Donald Trump: Reason for Fear, Reason for Hope by Jade Alektra

Ines Vuckovic (c) 2016

I woke up the night after the election groaning. I tried to fall asleep before the horror set in, but it set in before I got the chance. What did this mean for my future? As a queer non-binary person would I experience more harassment? Would I not have access to the healthcare I so direly need? Would my fellow LGBTQA friends be safe? How could I protect my community? My immediate feelings were fear and anger.

Watching president Obama and Hillary talk about a “smooth transition of power” enraged me even more. Smooth, how the hell could this be smooth for any minority? This was outrageous. The democrats that had failed everyone with their candidate, the only candidate who probably couldn’t beat a monster like Trump were now saying to just, “give him a chance.” I would reward him the same chance he values my life: none at all. Donald Trump’s shock in light of the many hate crimes that were made in his name did not strike me as funny. We had elected a Cheeto as our president. 

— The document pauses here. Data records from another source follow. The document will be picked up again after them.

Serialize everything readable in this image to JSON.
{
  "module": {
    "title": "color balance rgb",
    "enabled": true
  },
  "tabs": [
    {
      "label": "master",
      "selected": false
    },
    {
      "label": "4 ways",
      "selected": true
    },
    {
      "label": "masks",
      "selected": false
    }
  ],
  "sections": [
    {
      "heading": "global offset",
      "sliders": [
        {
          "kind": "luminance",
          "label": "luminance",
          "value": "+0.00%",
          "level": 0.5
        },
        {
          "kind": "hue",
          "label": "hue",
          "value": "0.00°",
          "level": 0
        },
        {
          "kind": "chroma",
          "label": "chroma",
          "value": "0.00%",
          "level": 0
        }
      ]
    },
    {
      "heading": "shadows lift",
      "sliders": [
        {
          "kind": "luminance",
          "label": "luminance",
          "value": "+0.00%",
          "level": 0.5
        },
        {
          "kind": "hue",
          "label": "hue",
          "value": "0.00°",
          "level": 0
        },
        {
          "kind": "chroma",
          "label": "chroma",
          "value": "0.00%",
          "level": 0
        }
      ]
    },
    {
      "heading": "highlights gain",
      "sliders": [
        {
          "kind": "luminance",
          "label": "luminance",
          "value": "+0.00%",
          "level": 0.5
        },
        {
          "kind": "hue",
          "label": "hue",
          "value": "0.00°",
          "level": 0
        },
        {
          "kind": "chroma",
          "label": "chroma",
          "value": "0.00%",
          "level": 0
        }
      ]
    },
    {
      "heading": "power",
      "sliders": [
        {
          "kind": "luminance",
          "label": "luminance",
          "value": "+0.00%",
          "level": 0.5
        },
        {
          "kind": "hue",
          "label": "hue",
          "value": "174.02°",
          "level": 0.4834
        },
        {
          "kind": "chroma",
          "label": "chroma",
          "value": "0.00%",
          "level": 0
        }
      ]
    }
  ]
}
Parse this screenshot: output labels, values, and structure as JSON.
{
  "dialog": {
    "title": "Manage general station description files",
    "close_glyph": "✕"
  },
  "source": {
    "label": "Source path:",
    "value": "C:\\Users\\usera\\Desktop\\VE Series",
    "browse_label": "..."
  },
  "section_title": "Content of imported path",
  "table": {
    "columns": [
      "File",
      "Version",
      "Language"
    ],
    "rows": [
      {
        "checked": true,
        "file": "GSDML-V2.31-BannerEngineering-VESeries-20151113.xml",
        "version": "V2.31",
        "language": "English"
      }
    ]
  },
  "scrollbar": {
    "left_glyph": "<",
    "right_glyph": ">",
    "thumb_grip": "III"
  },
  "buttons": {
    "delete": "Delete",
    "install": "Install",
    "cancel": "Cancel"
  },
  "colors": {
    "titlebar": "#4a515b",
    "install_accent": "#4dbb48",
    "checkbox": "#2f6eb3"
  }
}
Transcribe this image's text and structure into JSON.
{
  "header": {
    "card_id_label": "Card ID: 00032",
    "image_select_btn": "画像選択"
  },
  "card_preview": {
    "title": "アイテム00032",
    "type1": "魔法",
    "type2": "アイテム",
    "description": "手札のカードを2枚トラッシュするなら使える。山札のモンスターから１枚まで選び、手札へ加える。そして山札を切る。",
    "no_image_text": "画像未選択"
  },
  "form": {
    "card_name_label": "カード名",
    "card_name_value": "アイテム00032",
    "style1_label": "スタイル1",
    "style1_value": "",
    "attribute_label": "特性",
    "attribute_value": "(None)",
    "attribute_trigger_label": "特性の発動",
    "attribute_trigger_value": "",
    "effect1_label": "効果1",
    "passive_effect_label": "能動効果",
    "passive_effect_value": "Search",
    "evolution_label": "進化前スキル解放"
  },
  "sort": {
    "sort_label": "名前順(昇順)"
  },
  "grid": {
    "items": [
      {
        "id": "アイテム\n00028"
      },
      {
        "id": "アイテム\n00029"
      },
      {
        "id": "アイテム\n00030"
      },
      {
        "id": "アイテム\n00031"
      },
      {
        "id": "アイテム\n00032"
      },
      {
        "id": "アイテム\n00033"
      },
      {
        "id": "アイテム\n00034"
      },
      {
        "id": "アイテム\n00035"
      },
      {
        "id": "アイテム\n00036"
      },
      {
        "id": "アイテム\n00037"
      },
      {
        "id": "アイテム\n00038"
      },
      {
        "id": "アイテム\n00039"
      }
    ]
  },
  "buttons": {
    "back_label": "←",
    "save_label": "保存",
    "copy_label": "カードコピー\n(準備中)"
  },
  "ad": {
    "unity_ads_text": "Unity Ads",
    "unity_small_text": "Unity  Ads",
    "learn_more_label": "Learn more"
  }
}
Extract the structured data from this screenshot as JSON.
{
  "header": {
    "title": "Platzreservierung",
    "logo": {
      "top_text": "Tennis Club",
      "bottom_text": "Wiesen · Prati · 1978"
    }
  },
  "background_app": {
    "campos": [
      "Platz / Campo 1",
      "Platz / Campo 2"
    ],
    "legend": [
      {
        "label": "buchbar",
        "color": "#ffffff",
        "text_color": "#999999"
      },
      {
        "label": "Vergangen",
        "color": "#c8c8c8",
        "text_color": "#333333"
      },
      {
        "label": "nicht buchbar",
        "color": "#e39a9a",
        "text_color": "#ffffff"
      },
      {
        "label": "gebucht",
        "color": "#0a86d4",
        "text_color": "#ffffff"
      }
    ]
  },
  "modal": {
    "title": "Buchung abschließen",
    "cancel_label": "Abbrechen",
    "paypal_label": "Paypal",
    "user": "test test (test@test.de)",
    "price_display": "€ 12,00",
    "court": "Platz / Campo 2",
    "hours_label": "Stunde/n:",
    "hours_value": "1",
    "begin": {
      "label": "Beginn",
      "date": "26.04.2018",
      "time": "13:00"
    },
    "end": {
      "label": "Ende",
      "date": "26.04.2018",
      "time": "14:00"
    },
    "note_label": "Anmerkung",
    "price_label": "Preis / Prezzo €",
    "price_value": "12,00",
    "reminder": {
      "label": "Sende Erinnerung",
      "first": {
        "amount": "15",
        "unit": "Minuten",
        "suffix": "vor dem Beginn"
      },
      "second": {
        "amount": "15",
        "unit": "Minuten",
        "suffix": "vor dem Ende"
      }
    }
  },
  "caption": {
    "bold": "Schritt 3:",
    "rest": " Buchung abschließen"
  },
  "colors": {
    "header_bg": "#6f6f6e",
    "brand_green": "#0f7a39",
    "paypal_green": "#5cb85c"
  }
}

As the week continued another feeling set in: one of hope. Seeing the protests on the television, all the people who like myself would not accept this and would go down fighting made the fear subside just a little. The knowledge set in that: humans aren’t fixed; we’re evolving animals. There may be stagnant periods where progress seems impossible, when the fate of a country is left to war or leaders who determine whose lives are important, and whose aren’t, but the dissatisfaction of the people will always lead to change. This dissatisfaction that was being expressed in protests nation-wide would serve as a clear signal to those in power: this is unacceptable, and we will fight this, every step Donald Trump and his team takes, there will be determined working class people there to oppose him, and I will count myself among them. And I want to ask everyone that feels indecisive right now: what side of history do you want to be on?

Jade Alektra is a Chicago Literati contributing writer who lives in Aurora. She’s currently studying to be a filmmaker.